Blazing Angels: Squadrons of World War II

More of a balsa wood model aeroplane than a Supermarine Spitfire

Seven months on from launch, and we're finally seeing more multi-format releases appearing and Xbox 360 exclusive content slowly ebbing. Sadly, Blazing Angels has turned out to be one of those final nails in the coffin - another multi-format game wrapped in next-generation visuals glibly passed off as an Xbox 360 game.

It's not that the game is a complete clanger in any way; it just reeks of an experience nearly ten years old now. Any gamer will immediately be at home with the flight mechanics and mission objectives - but there's a difference between familiarity and cliché. The 18 missions on offer covering many historic aerial battles of World War II - and some that must have missed the history books - may be varied geographically, but they lack any real originality.


An initial sweep over England's countryside in the training mission lets you practice bombing runs over the local church (don't worry folks - artillery is replaced by vast streams of toilet roll) and engaging a few stray German fighter planes that have somehow penetrated British soil and are now eager to corrupt the radio waves with their exaggerated 'zwine' German accents.

The voice acting is a prime example of the game's fractured stylistic focus.
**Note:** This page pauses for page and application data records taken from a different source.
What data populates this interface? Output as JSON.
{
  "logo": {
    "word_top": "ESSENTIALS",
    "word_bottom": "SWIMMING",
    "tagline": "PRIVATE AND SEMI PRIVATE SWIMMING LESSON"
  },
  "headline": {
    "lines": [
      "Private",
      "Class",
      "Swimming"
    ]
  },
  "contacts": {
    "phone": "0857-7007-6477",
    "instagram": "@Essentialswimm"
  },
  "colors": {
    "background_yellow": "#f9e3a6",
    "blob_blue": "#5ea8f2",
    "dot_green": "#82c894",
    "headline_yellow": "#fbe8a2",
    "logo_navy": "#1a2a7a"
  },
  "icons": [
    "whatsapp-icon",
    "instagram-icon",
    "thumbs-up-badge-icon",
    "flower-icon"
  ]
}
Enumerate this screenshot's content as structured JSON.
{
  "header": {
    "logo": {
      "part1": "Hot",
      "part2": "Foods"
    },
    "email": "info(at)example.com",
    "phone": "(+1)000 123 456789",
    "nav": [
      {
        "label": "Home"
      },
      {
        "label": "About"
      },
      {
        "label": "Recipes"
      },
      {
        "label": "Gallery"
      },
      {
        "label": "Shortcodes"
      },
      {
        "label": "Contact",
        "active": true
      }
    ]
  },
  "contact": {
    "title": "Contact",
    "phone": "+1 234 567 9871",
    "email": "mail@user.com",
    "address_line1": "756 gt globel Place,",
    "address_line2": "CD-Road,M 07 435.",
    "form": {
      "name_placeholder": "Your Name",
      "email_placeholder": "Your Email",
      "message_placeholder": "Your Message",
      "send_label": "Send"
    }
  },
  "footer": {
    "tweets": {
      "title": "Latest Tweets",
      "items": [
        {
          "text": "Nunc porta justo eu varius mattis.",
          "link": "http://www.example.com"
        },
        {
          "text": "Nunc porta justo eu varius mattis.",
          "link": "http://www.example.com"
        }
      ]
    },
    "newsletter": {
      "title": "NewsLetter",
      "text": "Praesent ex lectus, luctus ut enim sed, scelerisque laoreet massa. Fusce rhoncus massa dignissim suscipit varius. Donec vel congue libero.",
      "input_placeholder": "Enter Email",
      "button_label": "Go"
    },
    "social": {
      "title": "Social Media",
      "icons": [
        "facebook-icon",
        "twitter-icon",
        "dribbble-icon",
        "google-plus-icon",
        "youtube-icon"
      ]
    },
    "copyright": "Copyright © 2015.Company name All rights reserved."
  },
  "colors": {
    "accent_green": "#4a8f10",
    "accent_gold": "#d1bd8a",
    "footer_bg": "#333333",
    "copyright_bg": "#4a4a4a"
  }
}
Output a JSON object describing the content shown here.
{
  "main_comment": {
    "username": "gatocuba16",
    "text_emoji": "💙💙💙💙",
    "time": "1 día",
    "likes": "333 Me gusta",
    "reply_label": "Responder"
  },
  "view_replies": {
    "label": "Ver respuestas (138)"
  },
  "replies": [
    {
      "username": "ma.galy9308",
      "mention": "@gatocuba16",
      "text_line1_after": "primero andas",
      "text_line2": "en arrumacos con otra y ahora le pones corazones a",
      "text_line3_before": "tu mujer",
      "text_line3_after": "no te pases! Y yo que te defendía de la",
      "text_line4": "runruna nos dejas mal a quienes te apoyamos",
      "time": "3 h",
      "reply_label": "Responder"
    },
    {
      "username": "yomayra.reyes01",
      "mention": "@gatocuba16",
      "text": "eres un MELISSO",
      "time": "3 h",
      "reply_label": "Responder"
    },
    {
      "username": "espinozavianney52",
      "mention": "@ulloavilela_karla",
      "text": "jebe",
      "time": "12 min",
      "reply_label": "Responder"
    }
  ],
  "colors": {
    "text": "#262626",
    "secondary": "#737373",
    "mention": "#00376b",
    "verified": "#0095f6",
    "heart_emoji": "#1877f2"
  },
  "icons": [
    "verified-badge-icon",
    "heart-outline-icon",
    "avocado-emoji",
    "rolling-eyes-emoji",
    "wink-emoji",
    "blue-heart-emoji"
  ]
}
The overall look, with mock newsreels between levels and a structured story following your squadron's progress through the war, raises the expectation for an experience akin to Call of Duty 2's - brutal but involving. What you get is cartoon voice acting that plays on crude stereotyping rather than realistic commentary. Even your own wingmen are broken into easily digestible character types that we've seen countless times before.

Fifteen minutes later and the game replaces the quaint English village with Dunkirk, the solitary church with enemy troops and ups the German fighters from solo to several whole squadrons. The relocation sadly doesn't make that much of a difference, as while you're busy trying to target an enemy plane, the colour and shape of your surroundings fades into the background. This continues for the rest of the missions, with only London being worthy of a heartfelt 'wow' at the brief vision of a detailed landscape before it blurs as you dive across the sky.

Once you're in the sky, the gameplay quickly grates - you end up doing the same thing over and over and the game isn't vibrant enough to capture any sense of adventure.

The dogfights in the skies are a lot of fun, but they fly a fine line between tense standoffs and frustration. Achieving a five-star rating and a better designation of your flight rank just doesn't have the same sense of achievement as other games out there. There's some enjoyment to be had with the side missions (the Duel sub-game in particular) and Xbox Live play has promise, but Blazing Angels is too light on challenge to make the fifty quid price tag worth it.

The verdict

Wins a bronze for dated aerial combat

  • Planes are heavily detailed
  • Dogfights are great fun
  • Ranges from easy to frustrating
  • Not worth fifty quid
  • A lazy Xbox 360 conversion
Xbox 360